____ DATA RECORDS

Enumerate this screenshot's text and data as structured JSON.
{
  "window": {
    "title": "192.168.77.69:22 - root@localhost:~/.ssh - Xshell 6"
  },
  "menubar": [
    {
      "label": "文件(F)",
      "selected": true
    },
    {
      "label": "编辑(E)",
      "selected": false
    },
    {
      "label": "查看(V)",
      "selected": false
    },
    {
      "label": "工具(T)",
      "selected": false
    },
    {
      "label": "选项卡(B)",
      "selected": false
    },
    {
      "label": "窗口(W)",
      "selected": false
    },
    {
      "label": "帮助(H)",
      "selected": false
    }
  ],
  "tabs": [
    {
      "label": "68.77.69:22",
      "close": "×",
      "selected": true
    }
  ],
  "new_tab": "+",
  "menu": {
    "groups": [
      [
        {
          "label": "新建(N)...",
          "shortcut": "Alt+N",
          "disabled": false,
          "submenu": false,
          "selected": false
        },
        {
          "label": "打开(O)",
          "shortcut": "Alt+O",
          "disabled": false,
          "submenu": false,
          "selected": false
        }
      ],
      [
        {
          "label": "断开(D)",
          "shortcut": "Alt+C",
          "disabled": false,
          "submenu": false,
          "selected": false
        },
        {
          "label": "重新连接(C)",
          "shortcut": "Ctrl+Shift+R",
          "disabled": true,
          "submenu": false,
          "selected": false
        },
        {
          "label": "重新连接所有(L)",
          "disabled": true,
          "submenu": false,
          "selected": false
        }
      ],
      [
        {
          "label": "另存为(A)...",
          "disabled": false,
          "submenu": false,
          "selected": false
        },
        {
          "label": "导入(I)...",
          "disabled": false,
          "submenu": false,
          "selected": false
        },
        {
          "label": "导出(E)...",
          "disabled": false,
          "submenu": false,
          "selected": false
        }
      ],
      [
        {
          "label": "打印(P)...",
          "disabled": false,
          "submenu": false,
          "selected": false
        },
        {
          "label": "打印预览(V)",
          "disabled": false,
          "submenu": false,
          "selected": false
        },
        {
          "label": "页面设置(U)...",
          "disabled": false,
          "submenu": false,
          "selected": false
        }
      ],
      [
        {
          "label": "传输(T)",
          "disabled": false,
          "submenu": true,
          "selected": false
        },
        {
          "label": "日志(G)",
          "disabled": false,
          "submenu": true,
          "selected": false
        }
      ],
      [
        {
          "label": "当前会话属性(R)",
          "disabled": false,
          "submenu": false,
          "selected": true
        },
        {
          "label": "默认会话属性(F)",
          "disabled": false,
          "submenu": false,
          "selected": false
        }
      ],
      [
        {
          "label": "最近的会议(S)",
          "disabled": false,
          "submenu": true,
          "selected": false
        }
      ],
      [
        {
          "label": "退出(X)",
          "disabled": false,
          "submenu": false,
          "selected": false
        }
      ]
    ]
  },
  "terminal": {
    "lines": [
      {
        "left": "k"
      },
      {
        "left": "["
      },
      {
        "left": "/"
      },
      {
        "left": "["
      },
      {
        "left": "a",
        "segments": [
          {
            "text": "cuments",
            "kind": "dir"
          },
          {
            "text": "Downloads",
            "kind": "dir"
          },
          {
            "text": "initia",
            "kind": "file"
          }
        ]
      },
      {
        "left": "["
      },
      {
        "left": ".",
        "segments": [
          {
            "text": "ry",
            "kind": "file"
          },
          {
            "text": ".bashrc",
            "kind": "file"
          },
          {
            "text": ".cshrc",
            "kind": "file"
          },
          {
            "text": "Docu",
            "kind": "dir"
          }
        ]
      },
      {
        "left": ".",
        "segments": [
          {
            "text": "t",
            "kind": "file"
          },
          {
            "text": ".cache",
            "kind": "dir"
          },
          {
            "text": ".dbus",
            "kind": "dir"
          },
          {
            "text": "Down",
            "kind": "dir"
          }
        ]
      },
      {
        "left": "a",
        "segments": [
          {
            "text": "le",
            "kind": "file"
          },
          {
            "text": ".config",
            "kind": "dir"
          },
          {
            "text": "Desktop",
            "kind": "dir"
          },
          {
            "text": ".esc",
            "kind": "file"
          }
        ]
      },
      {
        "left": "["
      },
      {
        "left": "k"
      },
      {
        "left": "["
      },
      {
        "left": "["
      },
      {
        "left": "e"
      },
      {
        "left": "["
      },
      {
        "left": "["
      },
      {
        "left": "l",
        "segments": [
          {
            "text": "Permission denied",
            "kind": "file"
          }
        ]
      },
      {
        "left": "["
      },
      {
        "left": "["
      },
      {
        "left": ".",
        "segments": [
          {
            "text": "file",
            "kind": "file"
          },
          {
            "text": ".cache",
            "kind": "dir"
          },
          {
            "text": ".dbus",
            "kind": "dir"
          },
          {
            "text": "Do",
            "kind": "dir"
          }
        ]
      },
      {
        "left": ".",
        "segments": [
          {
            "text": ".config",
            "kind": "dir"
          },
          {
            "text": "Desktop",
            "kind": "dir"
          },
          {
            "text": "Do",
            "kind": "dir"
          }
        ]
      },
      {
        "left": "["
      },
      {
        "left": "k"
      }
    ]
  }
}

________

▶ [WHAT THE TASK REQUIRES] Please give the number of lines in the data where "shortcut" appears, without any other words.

▶ [TASK ANSWER] 4